Your instructions -> One exact copy of the listing is needed. It should contain no pictures.

Available records ->
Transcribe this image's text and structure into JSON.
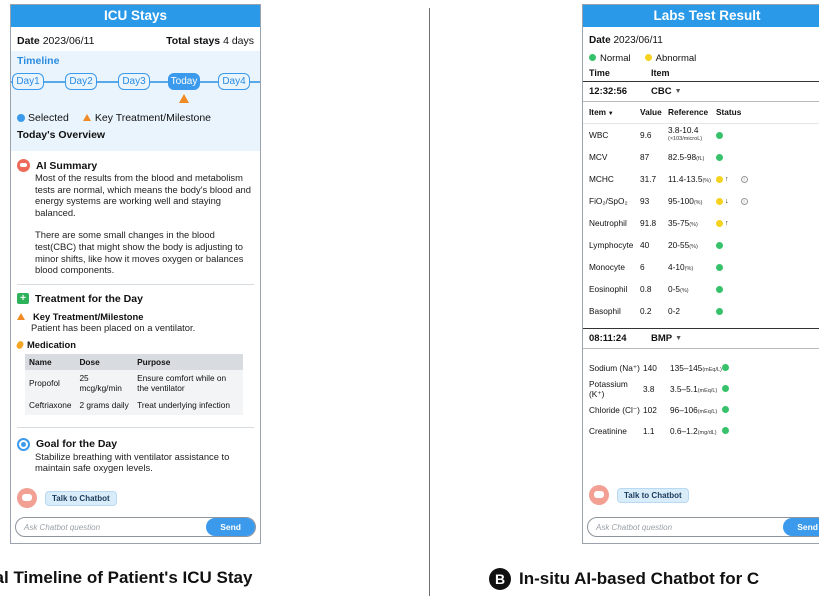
{
  "panel_a": {
    "title": "ICU Stays",
    "date_label": "Date",
    "date_value": "2023/06/11",
    "total_label": "Total stays",
    "total_value": "4 days",
    "timeline_label": "Timeline",
    "days": [
      "Day1",
      "Day2",
      "Day3",
      "Today",
      "Day4"
    ],
    "selected_day_index": 3,
    "legend_selected": "Selected",
    "legend_key": "Key Treatment/Milestone",
    "overview_title": "Today's Overview",
    "ai_summary_title": "AI Summary",
    "ai_summary_p1": "Most of the results from the blood and metabolism tests are normal, which means the body's blood and energy systems are working well and staying balanced.",
    "ai_summary_p2": "There are some small changes in the blood test(CBC) that might show the body is adjusting to minor shifts, like how it moves oxygen or balances blood components.",
    "treatment_title": "Treatment for the Day",
    "key_treatment_title": "Key Treatment/Milestone",
    "key_treatment_text": "Patient has been placed on a ventilator.",
    "medication_title": "Medication",
    "med_headers": [
      "Name",
      "Dose",
      "Purpose"
    ],
    "meds": [
      {
        "name": "Propofol",
        "dose": "25 mcg/kg/min",
        "purpose": "Ensure comfort while on the ventilator"
      },
      {
        "name": "Ceftriaxone",
        "dose": "2 grams daily",
        "purpose": "Treat underlying infection"
      }
    ],
    "goal_title": "Goal for the Day",
    "goal_text": "Stabilize breathing with ventilator assistance to maintain safe oxygen levels.",
    "talk_button": "Talk to Chatbot",
    "ask_placeholder": "Ask Chatbot question",
    "send_button": "Send"
  },
  "panel_b": {
    "title": "Labs Test Result",
    "date_label": "Date",
    "date_value": "2023/06/11",
    "legend_normal": "Normal",
    "legend_abnormal": "Abnormal",
    "col_time": "Time",
    "col_item": "Item",
    "cbc_time": "12:32:56",
    "cbc_item": "CBC",
    "lab_headers": [
      "Item",
      "Value",
      "Reference",
      "Status"
    ],
    "cbc_rows": [
      {
        "item": "WBC",
        "value": "9.6",
        "ref": "3.8-10.4",
        "unit": "(×103/microL)",
        "status": "normal",
        "arrow": ""
      },
      {
        "item": "MCV",
        "value": "87",
        "ref": "82.5-98",
        "unit": "(fL)",
        "status": "normal",
        "arrow": ""
      },
      {
        "item": "MCHC",
        "value": "31.7",
        "ref": "11.4-13.5",
        "unit": "(%)",
        "status": "abnormal",
        "arrow": "↑"
      },
      {
        "item": "FiO₂/SpO₂",
        "value": "93",
        "ref": "95-100",
        "unit": "(%)",
        "status": "abnormal",
        "arrow": "↓"
      },
      {
        "item": "Neutrophil",
        "value": "91.8",
        "ref": "35-75",
        "unit": "(%)",
        "status": "abnormal",
        "arrow": "↑"
      },
      {
        "item": "Lymphocyte",
        "value": "40",
        "ref": "20-55",
        "unit": "(%)",
        "status": "normal",
        "arrow": ""
      },
      {
        "item": "Monocyte",
        "value": "6",
        "ref": "4-10",
        "unit": "(%)",
        "status": "normal",
        "arrow": ""
      },
      {
        "item": "Eosinophil",
        "value": "0.8",
        "ref": "0-5",
        "unit": "(%)",
        "status": "normal",
        "arrow": ""
      },
      {
        "item": "Basophil",
        "value": "0.2",
        "ref": "0-2",
        "unit": "",
        "status": "normal",
        "arrow": ""
      }
    ],
    "bmp_time": "08:11:24",
    "bmp_item": "BMP",
    "bmp_rows": [
      {
        "item": "Sodium (Na⁺)",
        "value": "140",
        "ref": "135–145",
        "unit": "(mEq/L)",
        "status": "normal"
      },
      {
        "item": "Potassium (K⁺)",
        "value": "3.8",
        "ref": "3.5–5.1",
        "unit": "(mEq/L)",
        "status": "normal"
      },
      {
        "item": "Chloride (Cl⁻)",
        "value": "102",
        "ref": "96–106",
        "unit": "(mEq/L)",
        "status": "normal"
      },
      {
        "item": "Creatinine",
        "value": "1.1",
        "ref": "0.6–1.2",
        "unit": "(mg/dL)",
        "status": "normal"
      }
    ],
    "talk_button": "Talk to Chatbot",
    "ask_placeholder": "Ask Chatbot question",
    "send_button": "Send"
  },
  "captions": {
    "a": "dical Timeline of Patient's ICU Stay",
    "b_letter": "B",
    "b": "In-situ AI-based Chatbot for C"
  },
  "colors": {
    "brand_blue": "#2a9ae8",
    "milestone_orange": "#f08a24",
    "normal_green": "#37c16a",
    "abnormal_yellow": "#f5d21d"
  }
}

Exercise result ->
Transcribe this image's text and structure into JSON.
{
  "panel_a": {
    "title": "ICU Stays",
    "date_label": "Date",
    "date_value": "2023/06/11",
    "total_label": "Total stays",
    "total_value": "4 days",
    "timeline_label": "Timeline",
    "days": [
      "Day1",
      "Day2",
      "Day3",
      "Today",
      "Day4"
    ],
    "selected_day_index": 3,
    "legend_selected": "Selected",
    "legend_key": "Key Treatment/Milestone",
    "overview_title": "Today's Overview",
    "ai_summary_title": "AI Summary",
    "ai_summary_p1": "Most of the results from the blood and metabolism tests are normal, which means the body's blood and energy systems are working well and staying balanced.",
    "ai_summary_p2": "There are some small changes in the blood test(CBC) that might show the body is adjusting to minor shifts, like how it moves oxygen or balances blood components.",
    "treatment_title": "Treatment for the Day",
    "key_treatment_title": "Key Treatment/Milestone",
    "key_treatment_text": "Patient has been placed on a ventilator.",
    "medication_title": "Medication",
    "med_headers": [
      "Name",
      "Dose",
      "Purpose"
    ],
    "meds": [
      {
        "name": "Propofol",
        "dose": "25 mcg/kg/min",
        "purpose": "Ensure comfort while on the ventilator"
      },
      {
        "name": "Ceftriaxone",
        "dose": "2 grams daily",
        "purpose": "Treat underlying infection"
      }
    ],
    "goal_title": "Goal for the Day",
    "goal_text": "Stabilize breathing with ventilator assistance to maintain safe oxygen levels.",
    "talk_button": "Talk to Chatbot",
    "ask_placeholder": "Ask Chatbot question",
    "send_button": "Send"
  },
  "panel_b": {
    "title": "Labs Test Result",
    "date_label": "Date",
    "date_value": "2023/06/11",
    "legend_normal": "Normal",
    "legend_abnormal": "Abnormal",
    "col_time": "Time",
    "col_item": "Item",
    "cbc_time": "12:32:56",
    "cbc_item": "CBC",
    "lab_headers": [
      "Item",
      "Value",
      "Reference",
      "Status"
    ],
    "cbc_rows": [
      {
        "item": "WBC",
        "value": "9.6",
        "ref": "3.8-10.4",
        "unit": "(×103/microL)",
        "status": "normal",
        "arrow": ""
      },
      {
        "item": "MCV",
        "value": "87",
        "ref": "82.5-98",
        "unit": "(fL)",
        "status": "normal",
        "arrow": ""
      },
      {
        "item": "MCHC",
        "value": "31.7",
        "ref": "11.4-13.5",
        "unit": "(%)",
        "status": "abnormal",
        "arrow": "↑"
      },
      {
        "item": "FiO₂/SpO₂",
        "value": "93",
        "ref": "95-100",
        "unit": "(%)",
        "status": "abnormal",
        "arrow": "↓"
      },
      {
        "item": "Neutrophil",
        "value": "91.8",
        "ref": "35-75",
        "unit": "(%)",
        "status": "abnormal",
        "arrow": "↑"
      },
      {
        "item": "Lymphocyte",
        "value": "40",
        "ref": "20-55",
        "unit": "(%)",
        "status": "normal",
        "arrow": ""
      },
      {
        "item": "Monocyte",
        "value": "6",
        "ref": "4-10",
        "unit": "(%)",
        "status": "normal",
        "arrow": ""
      },
      {
        "item": "Eosinophil",
        "value": "0.8",
        "ref": "0-5",
        "unit": "(%)",
        "status": "normal",
        "arrow": ""
      },
      {
        "item": "Basophil",
        "value": "0.2",
        "ref": "0-2",
        "unit": "",
        "status": "normal",
        "arrow": ""
      }
    ],
    "bmp_time": "08:11:24",
    "bmp_item": "BMP",
    "bmp_rows": [
      {
        "item": "Sodium (Na⁺)",
        "value": "140",
        "ref": "135–145",
        "unit": "(mEq/L)",
        "status": "normal"
      },
      {
        "item": "Potassium (K⁺)",
        "value": "3.8",
        "ref": "3.5–5.1",
        "unit": "(mEq/L)",
        "status": "normal"
      },
      {
        "item": "Chloride (Cl⁻)",
        "value": "102",
        "ref": "96–106",
        "unit": "(mEq/L)",
        "status": "normal"
      },
      {
        "item": "Creatinine",
        "value": "1.1",
        "ref": "0.6–1.2",
        "unit": "(mg/dL)",
        "status": "normal"
      }
    ],
    "talk_button": "Talk to Chatbot",
    "ask_placeholder": "Ask Chatbot question",
    "send_button": "Send"
  },
  "captions": {
    "a": "dical Timeline of Patient's ICU Stay",
    "b_letter": "B",
    "b": "In-situ AI-based Chatbot for C"
  },
  "colors": {
    "brand_blue": "#2a9ae8",
    "milestone_orange": "#f08a24",
    "normal_green": "#37c16a",
    "abnormal_yellow": "#f5d21d"
  }
}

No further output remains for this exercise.